SINGAPORE: Is beating old age as simple as reliving your younger days?
Somewhere in Tanglin, in a house retrofitted in more than one sense of the word, is an intriguing social experiment being conducted to find out just that.
Five Singaporeans between the ages of 74 and 78 are spending a week living together in a colonial bungalow that has been furnished to recreate the 1970s - down to the furniture, television set, vinyl records, Milo tins, and newspapers and magazines of the day.
This time-travelling experiment aims to take the seniors back to a period - specifically, 1977 - in their heyday. It seeks to see if the environment, coupled with activities to reconnect them with their younger, fitter selves, can actually reverse the effects of ageing.
The study is being conducted by Channel NewsAsia producers for the documentary Turn Back The Clock, which is scheduled to air in January 2017.
It is based on the work of Harvard University psychology professor Ellen Langer who has for decades posited the link between mind and body, or “mindful health”.
In the first landmark “counterclockwise” study in 1979, elderly men seemed to grow younger - mentally, physically - after living for a week as though they were 20 years younger, in 1959.
Asmah Laili, 76, former deejay and television host
Midway through the re-staging of that experiment in Singapore, the participants - who moved in last Wednesday (Sep 14) - are already feeling the effects.
“I feel great. I've already forgotten my wheelchair,” said Madam Asmah Laili, 76, a former deejay and television host.
Her fellow housemates are painter Harry Chin, 74; former army officer Nancy Tan, 74; former FIFA referee Nadasen Chandra, 75; and Krishnavani Narayanan, 78, former deejay and actress.
Watch: We tour the house and meet its guests
Over the course of the week, the five seniors are being roped in to do daily exercises; asked to organise activities (such as the farewell party at the end of their stay); as well as nudged to lead more independent lives.
They are also coaxed to do some things they think they can no longer do, such as teach youngsters to dance.
Mr Chandra was asked to step into his refereeing shoes again at a game. “I was scared. It has been so long since I've officiated a match,” he said. But it was “the best experience so far, apart from the exercises”, he added.

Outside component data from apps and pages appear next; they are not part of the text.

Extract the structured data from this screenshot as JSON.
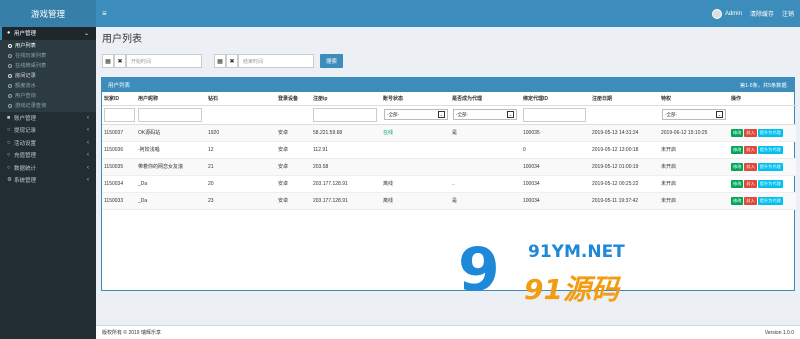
{
  "app": {
    "logo": "游戏管理"
  },
  "topbar": {
    "menu_icon": "≡",
    "user": "Admin",
    "clear_cache": "清除缓存",
    "logout": "注销"
  },
  "sidebar": {
    "groups": [
      {
        "label": "用户管理",
        "icon": "users-icon",
        "active": true,
        "items": [
          {
            "label": "用户列表",
            "state": "current"
          },
          {
            "label": "在线玩家列表",
            "state": ""
          },
          {
            "label": "在线牌桌列表",
            "state": ""
          },
          {
            "label": "房间记录",
            "state": "section"
          },
          {
            "label": "额度流水",
            "state": ""
          },
          {
            "label": "用户查询",
            "state": ""
          },
          {
            "label": "游戏记录查询",
            "state": ""
          }
        ]
      },
      {
        "label": "账户管理",
        "icon": "account-icon"
      },
      {
        "label": "提现记录",
        "icon": "withdraw-icon"
      },
      {
        "label": "活动设置",
        "icon": "activity-icon"
      },
      {
        "label": "充值管理",
        "icon": "recharge-icon"
      },
      {
        "label": "数据统计",
        "icon": "stats-icon"
      },
      {
        "label": "系统管理",
        "icon": "gear-icon"
      }
    ]
  },
  "page": {
    "title": "用户列表"
  },
  "filters": {
    "start_placeholder": "开始时间",
    "end_placeholder": "结束时间",
    "search_label": "搜索"
  },
  "table": {
    "header_title": "用户列表",
    "count_text": "第1-5条，共5条数据.",
    "columns": [
      "玩家ID",
      "用户昵称",
      "钻石",
      "登录设备",
      "注册ip",
      "账号状态",
      "是否成为代理",
      "绑定代理ID",
      "注册日期",
      "特权",
      "操作"
    ],
    "status_select": "-全部-",
    "agent_select": "-全部-",
    "privilege_select": "-全部-",
    "rows": [
      {
        "id": "1150037",
        "nick": "OK源码站",
        "diamond": "1920",
        "device": "安卓",
        "ip": "58.221.59.68",
        "status": "在线",
        "agent": "是",
        "bind": "100035",
        "reg": "2019-05-13 14:31:24",
        "priv": "2019-06-12 15:10:25",
        "status_online": true
      },
      {
        "id": "1150036",
        "nick": "-阿姣浅唱",
        "diamond": "12",
        "device": "安卓",
        "ip": "112.91",
        "status": "",
        "agent": "",
        "bind": "0",
        "reg": "2019-05-12 13:00:18",
        "priv": "未开启",
        "status_online": false
      },
      {
        "id": "1150035",
        "nick": "带着你的网恋女友滚",
        "diamond": "21",
        "device": "安卓",
        "ip": "203.58",
        "status": "",
        "agent": "",
        "bind": "100034",
        "reg": "2019-05-12 01:00:19",
        "priv": "未开启",
        "status_online": false
      },
      {
        "id": "1150034",
        "nick": "_Da",
        "diamond": "20",
        "device": "安卓",
        "ip": "203.177.128.91",
        "status": "离线",
        "agent": "..",
        "bind": "100034",
        "reg": "2019-05-12 00:25:22",
        "priv": "未开启",
        "status_online": false
      },
      {
        "id": "1150033",
        "nick": "_Da",
        "diamond": "23",
        "device": "安卓",
        "ip": "203.177.128.91",
        "status": "离线",
        "agent": "是",
        "bind": "100034",
        "reg": "2019-05-11 19:37:42",
        "priv": "未开启",
        "status_online": false
      }
    ],
    "actions": {
      "edit": "修改",
      "block": "封入",
      "promote": "提升为代理"
    }
  },
  "footer": {
    "copyright": "版权所有 © 2019 瑞辉乐享",
    "version": "Version 1.0.0"
  },
  "watermark": {
    "num": "9",
    "net": "91YM.NET",
    "cn": "91源码"
  },
  "colors": {
    "primary": "#3c8dbc",
    "sidebar": "#222d32",
    "success": "#00a65a",
    "danger": "#dd4b39",
    "info": "#00c0ef"
  }
}
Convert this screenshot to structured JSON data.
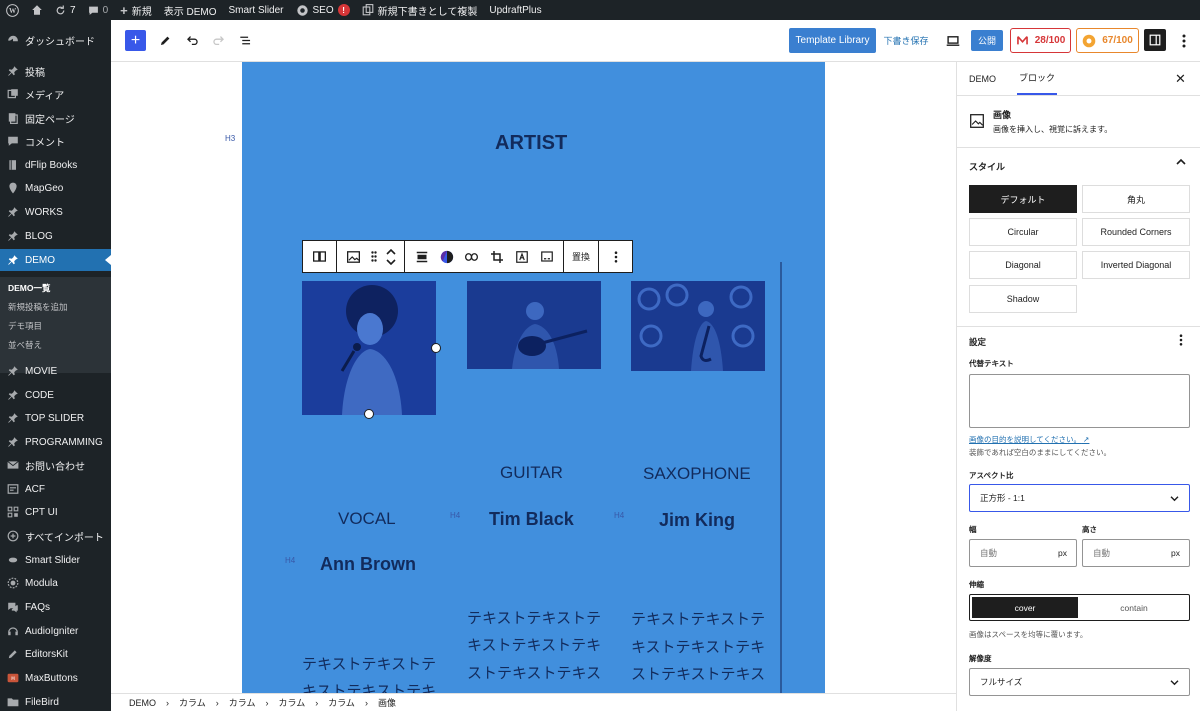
{
  "admin_bar": {
    "updates_count": "7",
    "comments_count": "0",
    "new_label": "新規",
    "view_label": "表示 DEMO",
    "smart_slider": "Smart Slider",
    "seo_label": "SEO",
    "seo_badge": "!",
    "duplicate_label": "新規下書きとして複製",
    "updraft": "UpdraftPlus"
  },
  "sidebar": {
    "items": [
      {
        "label": "ダッシュボード",
        "icon": "dashboard-icon"
      },
      {
        "label": "投稿",
        "icon": "pin-icon"
      },
      {
        "label": "メディア",
        "icon": "media-icon"
      },
      {
        "label": "固定ページ",
        "icon": "page-icon"
      },
      {
        "label": "コメント",
        "icon": "comment-icon"
      },
      {
        "label": "dFlip Books",
        "icon": "book-icon"
      },
      {
        "label": "MapGeo",
        "icon": "location-icon"
      },
      {
        "label": "WORKS",
        "icon": "pin-icon"
      },
      {
        "label": "BLOG",
        "icon": "pin-icon"
      },
      {
        "label": "DEMO",
        "icon": "pin-icon"
      },
      {
        "label": "MOVIE",
        "icon": "pin-icon"
      },
      {
        "label": "CODE",
        "icon": "pin-icon"
      },
      {
        "label": "TOP SLIDER",
        "icon": "pin-icon"
      },
      {
        "label": "PROGRAMMING",
        "icon": "pin-icon"
      },
      {
        "label": "お問い合わせ",
        "icon": "mail-icon"
      },
      {
        "label": "ACF",
        "icon": "acf-icon"
      },
      {
        "label": "CPT UI",
        "icon": "cpt-icon"
      },
      {
        "label": "すべてインポート",
        "icon": "import-icon"
      },
      {
        "label": "Smart Slider",
        "icon": "slider-icon"
      },
      {
        "label": "Modula",
        "icon": "modula-icon"
      },
      {
        "label": "FAQs",
        "icon": "faq-icon"
      },
      {
        "label": "AudioIgniter",
        "icon": "audio-icon"
      },
      {
        "label": "EditorsKit",
        "icon": "editorskit-icon"
      },
      {
        "label": "MaxButtons",
        "icon": "maxbuttons-icon"
      },
      {
        "label": "FileBird",
        "icon": "folder-icon"
      }
    ],
    "submenu": [
      "DEMO一覧",
      "新規投稿を追加",
      "デモ項目",
      "並べ替え"
    ]
  },
  "toolbar": {
    "template_library": "Template Library",
    "save_draft": "下書き保存",
    "publish": "公開",
    "score1": "28/100",
    "score2": "67/100"
  },
  "canvas": {
    "h3_label": "H3",
    "title": "ARTIST",
    "h4_label": "H4",
    "columns": [
      {
        "role": "VOCAL",
        "name": "Ann Brown",
        "text": [
          "テキストテキストテ",
          "キストテキストテキ"
        ]
      },
      {
        "role": "GUITAR",
        "name": "Tim Black",
        "text": [
          "テキストテキストテ",
          "キストテキストテキ",
          "ストテキストテキス"
        ]
      },
      {
        "role": "SAXOPHONE",
        "name": "Jim King",
        "text": [
          "テキストテキストテ",
          "キストテキストテキ",
          "ストテキストテキス"
        ]
      }
    ],
    "block_toolbar": {
      "replace": "置換"
    }
  },
  "panel": {
    "tab_demo": "DEMO",
    "tab_block": "ブロック",
    "block_name": "画像",
    "block_desc": "画像を挿入し、視覚に訴えます。",
    "style_heading": "スタイル",
    "styles": [
      "デフォルト",
      "角丸",
      "Circular",
      "Rounded Corners",
      "Diagonal",
      "Inverted Diagonal",
      "Shadow"
    ],
    "settings_heading": "設定",
    "alt_label": "代替テキスト",
    "alt_link": "画像の目的を説明してください。",
    "alt_help": "装飾であれば空白のままにしてください。",
    "aspect_label": "アスペクト比",
    "aspect_value": "正方形 - 1:1",
    "width_label": "幅",
    "height_label": "高さ",
    "auto_placeholder": "自動",
    "unit": "px",
    "scale_label": "伸縮",
    "cover": "cover",
    "contain": "contain",
    "scale_help": "画像はスペースを均等に覆います。",
    "resolution_label": "解像度",
    "resolution_value": "フルサイズ"
  },
  "breadcrumb": [
    "DEMO",
    "カラム",
    "カラム",
    "カラム",
    "カラム",
    "画像"
  ],
  "colors": {
    "admin_dark": "#1d2327",
    "wp_blue": "#2271b1",
    "canvas_blue": "#418fdd",
    "heading_navy": "#122b5c",
    "score_red": "#d63638",
    "score_orange": "#e8872c"
  }
}
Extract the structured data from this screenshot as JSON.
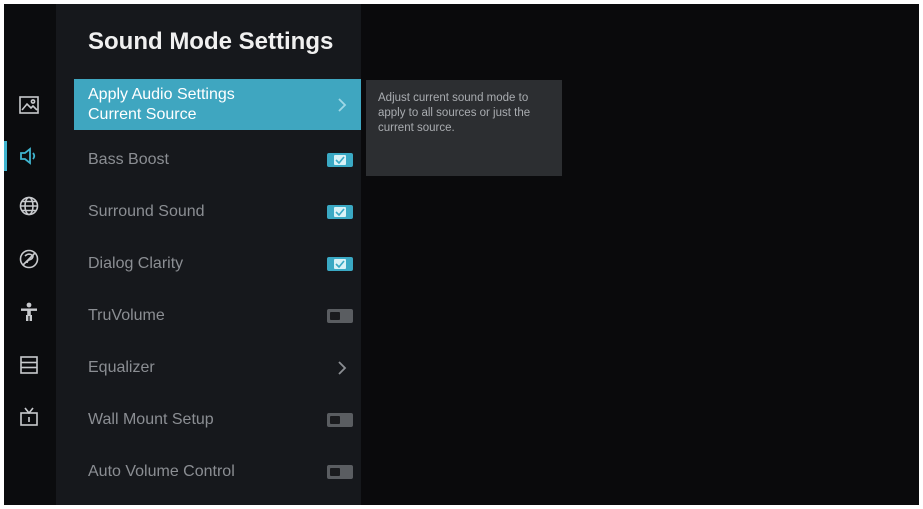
{
  "title": "Sound Mode Settings",
  "rail": {
    "icons": [
      "picture-icon",
      "sound-icon",
      "globe-icon",
      "accessibility-icon",
      "person-icon",
      "list-icon",
      "tv-icon"
    ],
    "active_index": 1,
    "accent": "#3fb4cf"
  },
  "menu": {
    "selected": {
      "line1": "Apply Audio Settings",
      "line2": "Current Source",
      "control": "chevron"
    },
    "items": [
      {
        "label": "Bass Boost",
        "control": "checkbox",
        "checked": true
      },
      {
        "label": "Surround Sound",
        "control": "checkbox",
        "checked": true
      },
      {
        "label": "Dialog Clarity",
        "control": "checkbox",
        "checked": true
      },
      {
        "label": "TruVolume",
        "control": "toggle",
        "checked": false
      },
      {
        "label": "Equalizer",
        "control": "chevron"
      },
      {
        "label": "Wall Mount Setup",
        "control": "toggle",
        "checked": false
      },
      {
        "label": "Auto Volume Control",
        "control": "toggle",
        "checked": false
      }
    ]
  },
  "tooltip": {
    "text": "Adjust current sound mode to apply to all sources or just the current source."
  },
  "colors": {
    "accent": "#3fa6c0",
    "panel": "#16181c",
    "background": "#0a0a0c"
  }
}
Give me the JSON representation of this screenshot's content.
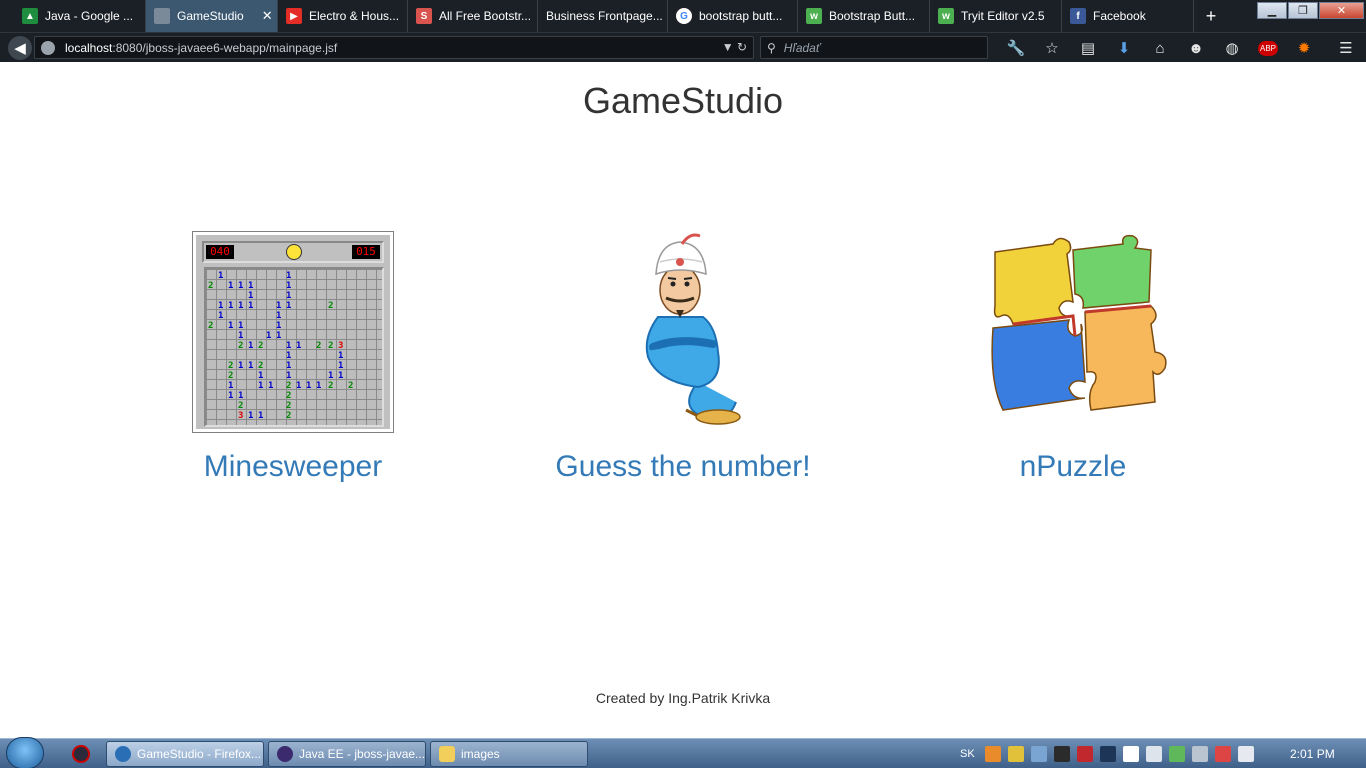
{
  "browser": {
    "tabs": [
      {
        "label": "Java - Google ...",
        "icon": "google-drive-icon",
        "color": "#1e8e3e"
      },
      {
        "label": "GameStudio",
        "icon": "page-icon",
        "color": "#7a8a99",
        "active": true
      },
      {
        "label": "Electro & Hous...",
        "icon": "youtube-icon",
        "color": "#e52d27"
      },
      {
        "label": "All Free Bootstr...",
        "icon": "s-icon",
        "color": "#d9534f"
      },
      {
        "label": "Business Frontpage...",
        "icon": "none",
        "color": ""
      },
      {
        "label": "bootstrap butt...",
        "icon": "google-icon",
        "color": "#4285f4"
      },
      {
        "label": "Bootstrap Butt...",
        "icon": "w3-icon",
        "color": "#4caf50"
      },
      {
        "label": "Tryit Editor v2.5",
        "icon": "w3-icon",
        "color": "#4caf50"
      },
      {
        "label": "Facebook",
        "icon": "facebook-icon",
        "color": "#3b5998"
      }
    ],
    "tab_close_symbol": "✕",
    "new_tab_symbol": "+",
    "url_host": "localhost",
    "url_rest": ":8080/jboss-javaee6-webapp/mainpage.jsf",
    "search_placeholder": "Hľadať"
  },
  "page": {
    "title": "GameStudio",
    "games": [
      {
        "label": "Minesweeper",
        "image": "minesweeper-board"
      },
      {
        "label": "Guess the number!",
        "image": "genie-character"
      },
      {
        "label": "nPuzzle",
        "image": "jigsaw-puzzle-pieces"
      }
    ],
    "minesweeper_counter_left": "040",
    "minesweeper_counter_right": "015",
    "footer": "Created by Ing.Patrik Krivka"
  },
  "taskbar": {
    "items": [
      {
        "label": "GameStudio - Firefox...",
        "active": true
      },
      {
        "label": "Java EE - jboss-javae..."
      },
      {
        "label": "images"
      }
    ],
    "language": "SK",
    "clock": "2:01 PM"
  },
  "colors": {
    "link": "#337ab7",
    "title": "#333333"
  }
}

At the end of the week, the seniors will repeat a battery of tests - conducted by doctors, geriatricians and psychologists - to measure any improvement in their memory, balance, flexibility and walking speed.
Ms Tan, who was the first female captain in the Singapore Armed Forces, said: “I like the morning exercises the best here. It allows us to compete with one another. It's like my fighting spirit has come back to me.”
Nadasen Chandra, 75, a former FIFA referee
For the five septuagenarians, it has also proved a heady nostalgic trip back to yesteryear. They got to watch Singapore winning the Malaysia Cup Final as if it were today, as well as the 1977 National Day Parade.
Even the participants’ personal bedrooms from the 1970s were recreated as much as possible, and furnished with mementos of their career achievements.
Series executive producer Sharon Hun noted that Singapore is ageing faster than most countries in the world. “I think it’s critical we start examining our attitudes towards the elderly. How can we help them age gracefully?”
“Our country is on track to provide more healthcare facilities and elderly-friendly infrastructure, yet we might be missing something crucial - the wellbeing of the mind. In helping our elderly, are we helping them into helpless-ness?” she said.
Ms Hun hopes that when it goes to air in January 2017, Turn Back the Clock will “start a conversation about how we really want to grow old here”.